Her father might have his garish red ties, but Ivanka Trump, a “woman who works” and one who has distanced herself from her eponymous fashion label and her role in the Trump family business to take up another one in the White House, hasn’t, according to some commentators, quite worked out what to wear. But then, perhaps more pertinently, her new role might be too vague to nail the dress code anyway.
Lizzie Crocker wrote recently in the Daily Beast of Ivanka’s choice of a dress with what looked like an exposed bra strap for Donald Trump’s first address to congress: “Now that she’s no longer selling that image [an extension of her clothing line brand], the new Ivanka seems to be struggling to find her sartorial stride in her role as unofficial adviser and advocate for women’s economic empowerment in the Trump administration.”
Meanwhile, fashion editor Jess Cartner Morley noted with horror that Ivanka was onto the mismatched statement earring trend, sporting a pair of Marni ones at a recent forum in Berlin with Angela Merkel and other female leaders. It was, wrote Cartner Morley, a cynical attempt for Ivanka – who now has security clearance in her new unpaid gig as the President’s “eyes and ears” – to show she’s just like us. That is, one supposes, susceptible to fashion trends and trying to impress in the workplace.
“[M]ore insidious … is that the Picasso-asymmetry of mismatched earrings suggests an independent-minded, creative-thinking outlook, an identity Ivanka Trump deliberately flirts with. We should all be scared of Ivanka’s earrings, because they represent what makes her the most terrifying of all the Trump circle, which is her Blade Runner-replicant-like ability to make you believe – just for a second – that she is a bit like us,” writes Cartner Morley.

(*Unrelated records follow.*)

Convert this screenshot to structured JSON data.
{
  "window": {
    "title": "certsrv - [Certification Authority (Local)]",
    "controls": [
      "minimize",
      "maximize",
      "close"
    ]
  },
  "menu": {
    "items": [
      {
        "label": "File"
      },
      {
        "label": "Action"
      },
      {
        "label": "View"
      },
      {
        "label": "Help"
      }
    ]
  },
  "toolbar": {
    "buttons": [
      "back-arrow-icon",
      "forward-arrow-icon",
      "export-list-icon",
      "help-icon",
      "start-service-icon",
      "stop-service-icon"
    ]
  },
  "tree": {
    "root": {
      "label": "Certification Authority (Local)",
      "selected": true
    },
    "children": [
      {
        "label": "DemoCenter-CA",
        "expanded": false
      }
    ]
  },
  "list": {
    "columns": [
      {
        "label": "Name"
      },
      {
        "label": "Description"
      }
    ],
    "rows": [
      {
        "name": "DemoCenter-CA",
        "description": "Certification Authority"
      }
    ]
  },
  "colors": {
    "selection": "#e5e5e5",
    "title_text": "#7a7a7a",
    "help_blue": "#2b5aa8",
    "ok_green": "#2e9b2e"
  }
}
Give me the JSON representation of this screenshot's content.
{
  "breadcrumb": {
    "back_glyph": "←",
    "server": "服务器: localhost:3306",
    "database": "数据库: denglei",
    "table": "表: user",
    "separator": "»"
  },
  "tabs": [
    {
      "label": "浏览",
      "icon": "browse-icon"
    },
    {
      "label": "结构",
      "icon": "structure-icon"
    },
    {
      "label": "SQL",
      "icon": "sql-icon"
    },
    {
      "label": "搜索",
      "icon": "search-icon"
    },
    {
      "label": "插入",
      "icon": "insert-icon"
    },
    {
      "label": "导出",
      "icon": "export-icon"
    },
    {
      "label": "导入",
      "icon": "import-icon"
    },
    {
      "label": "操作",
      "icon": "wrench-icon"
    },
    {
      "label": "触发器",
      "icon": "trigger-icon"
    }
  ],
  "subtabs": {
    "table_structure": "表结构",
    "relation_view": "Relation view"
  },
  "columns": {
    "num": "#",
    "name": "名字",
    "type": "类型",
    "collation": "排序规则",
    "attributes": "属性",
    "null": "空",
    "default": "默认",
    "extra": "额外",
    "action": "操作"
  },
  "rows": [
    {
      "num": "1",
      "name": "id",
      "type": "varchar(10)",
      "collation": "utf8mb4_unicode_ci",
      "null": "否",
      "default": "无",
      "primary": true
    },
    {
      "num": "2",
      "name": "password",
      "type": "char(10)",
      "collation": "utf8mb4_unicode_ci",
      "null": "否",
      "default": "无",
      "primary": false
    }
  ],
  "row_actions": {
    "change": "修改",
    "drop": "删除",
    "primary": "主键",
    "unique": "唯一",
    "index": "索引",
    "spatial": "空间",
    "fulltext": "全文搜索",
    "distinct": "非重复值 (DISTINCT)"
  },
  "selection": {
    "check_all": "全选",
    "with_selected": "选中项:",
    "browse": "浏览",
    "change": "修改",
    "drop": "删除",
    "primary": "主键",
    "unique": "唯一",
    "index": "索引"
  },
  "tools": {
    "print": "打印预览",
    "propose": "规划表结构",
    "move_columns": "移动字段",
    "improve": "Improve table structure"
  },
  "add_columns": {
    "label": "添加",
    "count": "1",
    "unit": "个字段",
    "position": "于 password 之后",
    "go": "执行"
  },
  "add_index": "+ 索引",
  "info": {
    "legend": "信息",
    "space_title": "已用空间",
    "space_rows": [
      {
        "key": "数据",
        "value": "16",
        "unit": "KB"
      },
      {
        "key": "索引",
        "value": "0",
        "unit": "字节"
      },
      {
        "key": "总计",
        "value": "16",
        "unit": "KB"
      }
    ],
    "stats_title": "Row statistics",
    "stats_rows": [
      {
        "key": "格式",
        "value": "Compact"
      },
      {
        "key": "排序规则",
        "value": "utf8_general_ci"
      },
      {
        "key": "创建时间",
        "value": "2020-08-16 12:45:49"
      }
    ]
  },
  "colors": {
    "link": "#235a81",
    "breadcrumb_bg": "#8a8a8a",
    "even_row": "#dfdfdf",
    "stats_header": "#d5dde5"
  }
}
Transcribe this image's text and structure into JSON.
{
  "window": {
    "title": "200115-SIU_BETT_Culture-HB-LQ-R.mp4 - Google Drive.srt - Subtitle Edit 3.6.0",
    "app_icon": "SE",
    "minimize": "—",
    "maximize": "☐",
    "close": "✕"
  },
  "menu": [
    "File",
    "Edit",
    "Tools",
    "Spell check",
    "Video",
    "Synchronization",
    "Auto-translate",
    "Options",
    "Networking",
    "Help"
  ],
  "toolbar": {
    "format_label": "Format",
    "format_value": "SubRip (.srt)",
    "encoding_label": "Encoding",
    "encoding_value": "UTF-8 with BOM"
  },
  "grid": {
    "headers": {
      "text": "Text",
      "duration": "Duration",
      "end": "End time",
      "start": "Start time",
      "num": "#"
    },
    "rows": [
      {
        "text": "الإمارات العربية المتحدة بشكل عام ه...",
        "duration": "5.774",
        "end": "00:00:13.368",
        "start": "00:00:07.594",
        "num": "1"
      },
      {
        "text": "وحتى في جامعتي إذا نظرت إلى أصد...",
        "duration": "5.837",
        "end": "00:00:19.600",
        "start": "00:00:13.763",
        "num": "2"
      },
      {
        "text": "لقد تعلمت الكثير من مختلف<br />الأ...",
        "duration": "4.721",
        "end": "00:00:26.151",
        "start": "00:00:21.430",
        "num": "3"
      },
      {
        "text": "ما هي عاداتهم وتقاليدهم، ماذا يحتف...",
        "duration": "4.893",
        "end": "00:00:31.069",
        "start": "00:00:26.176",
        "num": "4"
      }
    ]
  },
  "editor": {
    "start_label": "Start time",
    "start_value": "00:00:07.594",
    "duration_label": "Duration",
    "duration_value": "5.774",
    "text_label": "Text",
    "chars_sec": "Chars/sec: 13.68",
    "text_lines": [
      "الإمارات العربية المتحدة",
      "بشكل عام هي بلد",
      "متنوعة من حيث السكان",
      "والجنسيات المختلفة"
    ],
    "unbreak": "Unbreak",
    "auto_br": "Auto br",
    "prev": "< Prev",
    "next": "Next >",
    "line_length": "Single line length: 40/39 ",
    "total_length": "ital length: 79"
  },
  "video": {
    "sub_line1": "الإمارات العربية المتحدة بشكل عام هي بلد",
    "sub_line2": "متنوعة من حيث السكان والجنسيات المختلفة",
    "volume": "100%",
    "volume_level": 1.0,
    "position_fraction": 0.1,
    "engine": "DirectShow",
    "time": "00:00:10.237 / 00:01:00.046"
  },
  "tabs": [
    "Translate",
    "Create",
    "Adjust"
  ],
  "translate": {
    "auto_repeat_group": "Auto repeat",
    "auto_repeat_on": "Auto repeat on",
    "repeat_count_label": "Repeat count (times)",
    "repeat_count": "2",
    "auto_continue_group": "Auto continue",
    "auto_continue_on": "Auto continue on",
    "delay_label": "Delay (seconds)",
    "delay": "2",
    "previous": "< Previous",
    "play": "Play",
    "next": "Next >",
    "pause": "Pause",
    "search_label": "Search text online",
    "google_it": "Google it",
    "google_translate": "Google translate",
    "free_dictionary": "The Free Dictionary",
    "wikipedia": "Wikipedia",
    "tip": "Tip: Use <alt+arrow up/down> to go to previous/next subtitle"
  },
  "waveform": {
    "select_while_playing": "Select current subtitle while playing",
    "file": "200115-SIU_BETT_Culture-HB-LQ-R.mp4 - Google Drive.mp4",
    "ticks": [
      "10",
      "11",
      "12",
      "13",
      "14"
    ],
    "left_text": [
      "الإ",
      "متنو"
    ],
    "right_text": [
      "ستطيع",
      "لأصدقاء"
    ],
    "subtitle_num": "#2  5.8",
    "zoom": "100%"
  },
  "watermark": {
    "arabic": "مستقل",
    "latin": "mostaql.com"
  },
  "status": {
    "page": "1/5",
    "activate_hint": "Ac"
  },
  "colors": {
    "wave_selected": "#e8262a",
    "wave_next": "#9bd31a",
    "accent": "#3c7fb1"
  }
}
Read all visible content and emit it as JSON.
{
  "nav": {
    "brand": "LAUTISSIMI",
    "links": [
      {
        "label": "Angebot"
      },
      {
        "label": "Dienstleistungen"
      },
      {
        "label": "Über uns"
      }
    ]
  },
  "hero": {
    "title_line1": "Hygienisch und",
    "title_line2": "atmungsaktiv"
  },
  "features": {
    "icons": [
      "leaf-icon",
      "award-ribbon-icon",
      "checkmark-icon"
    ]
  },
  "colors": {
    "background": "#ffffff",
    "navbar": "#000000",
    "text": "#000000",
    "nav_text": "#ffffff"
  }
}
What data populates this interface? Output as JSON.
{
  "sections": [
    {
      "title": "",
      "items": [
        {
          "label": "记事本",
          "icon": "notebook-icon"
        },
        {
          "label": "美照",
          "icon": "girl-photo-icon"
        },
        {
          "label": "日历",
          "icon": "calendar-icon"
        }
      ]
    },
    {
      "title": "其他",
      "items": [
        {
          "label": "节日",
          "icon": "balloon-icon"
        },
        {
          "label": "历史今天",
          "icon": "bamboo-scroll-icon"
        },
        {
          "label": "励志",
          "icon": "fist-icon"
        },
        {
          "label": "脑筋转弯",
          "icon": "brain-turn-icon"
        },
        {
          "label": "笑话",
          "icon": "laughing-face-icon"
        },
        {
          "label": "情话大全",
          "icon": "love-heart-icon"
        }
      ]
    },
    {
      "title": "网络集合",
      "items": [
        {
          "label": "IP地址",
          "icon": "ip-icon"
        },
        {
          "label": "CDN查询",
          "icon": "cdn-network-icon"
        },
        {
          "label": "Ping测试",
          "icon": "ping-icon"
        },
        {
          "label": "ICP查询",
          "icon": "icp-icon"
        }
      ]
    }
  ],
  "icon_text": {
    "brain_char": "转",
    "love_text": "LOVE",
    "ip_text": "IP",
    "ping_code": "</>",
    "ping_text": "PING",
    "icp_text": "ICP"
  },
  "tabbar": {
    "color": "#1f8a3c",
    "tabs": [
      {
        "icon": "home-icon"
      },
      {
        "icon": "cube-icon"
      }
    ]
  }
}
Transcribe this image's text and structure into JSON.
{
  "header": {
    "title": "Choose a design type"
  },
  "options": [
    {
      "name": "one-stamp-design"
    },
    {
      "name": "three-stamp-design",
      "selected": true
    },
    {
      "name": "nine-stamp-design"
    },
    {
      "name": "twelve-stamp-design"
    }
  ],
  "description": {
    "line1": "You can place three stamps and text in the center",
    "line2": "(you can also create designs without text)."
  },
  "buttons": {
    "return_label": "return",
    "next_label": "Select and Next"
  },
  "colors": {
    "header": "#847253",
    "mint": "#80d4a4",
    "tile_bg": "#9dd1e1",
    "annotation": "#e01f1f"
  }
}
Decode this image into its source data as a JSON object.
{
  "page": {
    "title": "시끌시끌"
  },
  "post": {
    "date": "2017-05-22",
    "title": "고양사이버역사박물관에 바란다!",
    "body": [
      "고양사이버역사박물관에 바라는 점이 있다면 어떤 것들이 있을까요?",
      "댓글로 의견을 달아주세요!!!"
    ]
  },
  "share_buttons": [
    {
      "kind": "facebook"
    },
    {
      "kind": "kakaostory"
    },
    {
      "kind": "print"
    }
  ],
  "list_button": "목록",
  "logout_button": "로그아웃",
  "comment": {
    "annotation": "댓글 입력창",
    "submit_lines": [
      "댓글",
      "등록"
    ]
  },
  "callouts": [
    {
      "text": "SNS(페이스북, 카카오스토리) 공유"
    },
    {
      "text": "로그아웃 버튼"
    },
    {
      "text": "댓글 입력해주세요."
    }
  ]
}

It used to be an easier sell.
The Ivanka Trump fashion range, entirely inoffensive, mid-priced pieces aimed at busy working women, was reported last year to have made US$100 million in apparel sales in the precious fiscal year. The appeal, apart from the accessible price points and some fairly cute pieces, is that the clothes are packaged up on a pastel-hued website that also offers advice for women in the workplace, interiors inspiration and “wise words,” i.e., faintly naff empowering quotes. Her new self-help book, Women Who Work, reportedly mostly written before Trump became president, is an extension of this positioning. The book, it must be said, has had some scathing reviews. The profits from the book, it must also be said, Ivanka is donating.
It’s less about buying a new top and more buying into a brand. A brand that Ivanka often wears herself and one that she once embodied – glamorous yet paradoxically, relatable. And it’s raised questions of ethics around profiting from the presidency. Something that Ivanka’s range of fine jewellery, to be discontinued, brought sharply into focus when a “style alert” was sent out to the press for the $14,700 bracelet from her range that Ivanka wore for an interview on 60 Minutes. Criticisms of Ivanka’s role in the White House have also included nepotism.
This backlash has dogged Ivanka’s transition to her role in the White House. Sales for her merchandise, however, remain solid.
As part of attempts to distance herself from her brand, Ivanka transferred its assets to a trust controlled by relatives of her husband. She’s also opted to “voluntarily” comply with ethics obligations as part of her new gig.
But is it little wonder that Ivanka might be unsure how to get dressed in the morning? Not only does she need to be glamorous, her default position, but also taken seriously (yes you can be both, no it’s not always easy).
Of course Ivanka isn’t the only woman in the public eye who’s been criticised for her wardrobe. Hillary Clinton couldn’t win – shamed for being too frumpy, and for trying too hard – before finally, famously, settling on the pantsuit as her signature style, a look that neither attracts or detracts. In doing so she joined countless other “women who work” in establishing a “uniform”, or signature style for the office – one that makes life a little easier. Because the truth is, it matters what you wear. For better or worse, clothes can say something about who you are and what you stand for.
This matters for Ivanka, as a woman who works, and a woman who works for her father. To close read Ivanka’s wardrobe choices, veering from a choker one day to a sensible knee-length skirt the next, it may be that she is not so much experimenting with her style. Instead, it highlights the grey area between brand Ivanka, purveyor of sensible neutral-hued workwear separates and writer of mantra-filled self-help books, and Ivanka, the woman attending forums wearing mismatched earrings with Angela Merkel.
There’s Ivanka,the woman who buys into fashion trends, and the woman who’s standing behind her father. A man, it must be said, with absolutely no style at all.